Even in a week that also witnessed the dawn of Noel Edmonds’s Cheap Cheap Cheap (Channel 4), this stood out as an abysmal idea for a TV show. Say what you like about Cheap Cheap Cheap, at least it leaves you trying to think of something to say. It’s like The Strange World Of Gurney Slade, except made by evil morons inside a terrified home shopping channel they’ve taken hostage. This is Noel’s masterpiece. Listen and you may hear him quietly repeating beneath his beard the triumphant words of John Doe, the killer in Se7en: “People will barely be able to comprehend it. But they won’t be able to deny it.”

From its ungainly title down, The Big Family Cooking Showdown only underlines how not Bake Off it is by trying so hard to be Bake Off, but not so much they can get sued. The plan is: forget the competitive element; emphasise the lovely. So there is lovely music, and a lovely country setting, and lovely presenters, and everyone hugs and chatters constantly about how food is such a lovely part of their lovely lives. And it’s like watching semolina drying.

It got worse when Channel 4 crashed the party by suddenly announcing it would now be launching the new Bake Off next week in a direct clash, competing in the same 8pm Tuesday slot.

For the traumatised Bake Off fan, still reeling from how limply terrible The Big Family Cooking Showdown was, this was like being called into the kitchen by one parent proffering two tin cans and a piece of string, saying through gritted teeth, “Look, we can make a telephone! See, we can still have fun on our own, can’t we? Aren’t we having FUN?” – only for the other parent to come roaring up outside in an open-topped sports car with a model in the passenger seat, brandishing a PS4 and tickets for Disneyland Paris, and claiming angrily that we’d all agreed on this sleepover date ages ago.

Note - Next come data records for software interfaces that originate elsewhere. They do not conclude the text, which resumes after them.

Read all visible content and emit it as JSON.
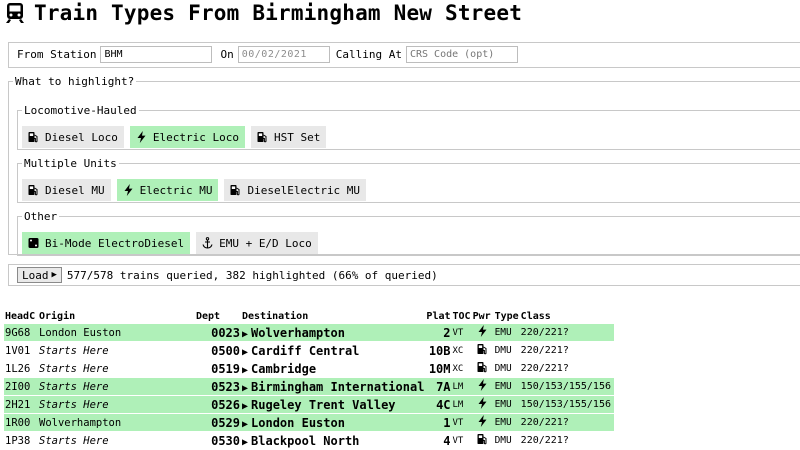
{
  "page": {
    "title": "Train Types From Birmingham New Street",
    "title_icon": "train-icon"
  },
  "query": {
    "from_label": "From Station",
    "from_value": "BHM",
    "on_label": "On",
    "on_value": "00/02/2021",
    "calling_label": "Calling At",
    "calling_placeholder": "CRS Code (opt)"
  },
  "highlight": {
    "legend": "What to highlight?",
    "groups": [
      {
        "legend": "Locomotive-Hauled",
        "buttons": [
          {
            "label": "Diesel Loco",
            "icon": "fuel-pump-icon",
            "on": false
          },
          {
            "label": "Electric Loco",
            "icon": "lightning-bolt-icon",
            "on": true
          },
          {
            "label": "HST Set",
            "icon": "fuel-pump-icon",
            "on": false
          }
        ]
      },
      {
        "legend": "Multiple Units",
        "buttons": [
          {
            "label": "Diesel MU",
            "icon": "fuel-pump-icon",
            "on": false
          },
          {
            "label": "Electric MU",
            "icon": "lightning-bolt-icon",
            "on": true
          },
          {
            "label": "DieselElectric MU",
            "icon": "fuel-pump-icon",
            "on": false
          }
        ]
      },
      {
        "legend": "Other",
        "buttons": [
          {
            "label": "Bi-Mode ElectroDiesel",
            "icon": "dice-icon",
            "on": true
          },
          {
            "label": "EMU + E/D Loco",
            "icon": "anchor-icon",
            "on": false
          }
        ]
      }
    ]
  },
  "load": {
    "button_label": "Load",
    "status": "577/578 trains queried, 382 highlighted (66% of queried)"
  },
  "table": {
    "headers": {
      "headcode": "HeadC",
      "origin": "Origin",
      "dept": "Dept",
      "destination": "Destination",
      "plat": "Plat",
      "toc": "TOC",
      "pwr": "Pwr",
      "type": "Type",
      "class": "Class"
    },
    "rows": [
      {
        "headcode": "9G68",
        "origin": "London Euston",
        "origin_italic": false,
        "dept": "0023",
        "destination": "Wolverhampton",
        "plat": "2",
        "toc": "VT",
        "pwr": "lightning-bolt-icon",
        "type": "EMU",
        "class": "220/221?",
        "highlight": true
      },
      {
        "headcode": "1V01",
        "origin": "Starts Here",
        "origin_italic": true,
        "dept": "0500",
        "destination": "Cardiff Central",
        "plat": "10B",
        "toc": "XC",
        "pwr": "fuel-pump-icon",
        "type": "DMU",
        "class": "220/221?",
        "highlight": false
      },
      {
        "headcode": "1L26",
        "origin": "Starts Here",
        "origin_italic": true,
        "dept": "0519",
        "destination": "Cambridge",
        "plat": "10M",
        "toc": "XC",
        "pwr": "fuel-pump-icon",
        "type": "DMU",
        "class": "220/221?",
        "highlight": false
      },
      {
        "headcode": "2I00",
        "origin": "Starts Here",
        "origin_italic": true,
        "dept": "0523",
        "destination": "Birmingham International",
        "plat": "7A",
        "toc": "LM",
        "pwr": "lightning-bolt-icon",
        "type": "EMU",
        "class": "150/153/155/156",
        "highlight": true
      },
      {
        "headcode": "2H21",
        "origin": "Starts Here",
        "origin_italic": true,
        "dept": "0526",
        "destination": "Rugeley Trent Valley",
        "plat": "4C",
        "toc": "LM",
        "pwr": "lightning-bolt-icon",
        "type": "EMU",
        "class": "150/153/155/156",
        "highlight": true
      },
      {
        "headcode": "1R00",
        "origin": "Wolverhampton",
        "origin_italic": false,
        "dept": "0529",
        "destination": "London Euston",
        "plat": "1",
        "toc": "VT",
        "pwr": "lightning-bolt-icon",
        "type": "EMU",
        "class": "220/221?",
        "highlight": true
      },
      {
        "headcode": "1P38",
        "origin": "Starts Here",
        "origin_italic": true,
        "dept": "0530",
        "destination": "Blackpool North",
        "plat": "4",
        "toc": "VT",
        "pwr": "fuel-pump-icon",
        "type": "DMU",
        "class": "220/221?",
        "highlight": false
      }
    ]
  },
  "colors": {
    "highlight": "#aff0b8",
    "button": "#e8e8e8",
    "border": "#c8c8c8"
  }
}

Can’t you just stop shouting at each other? Can’t you see you’re tearing us apart? Why can’t it all just go back to the way things used to be?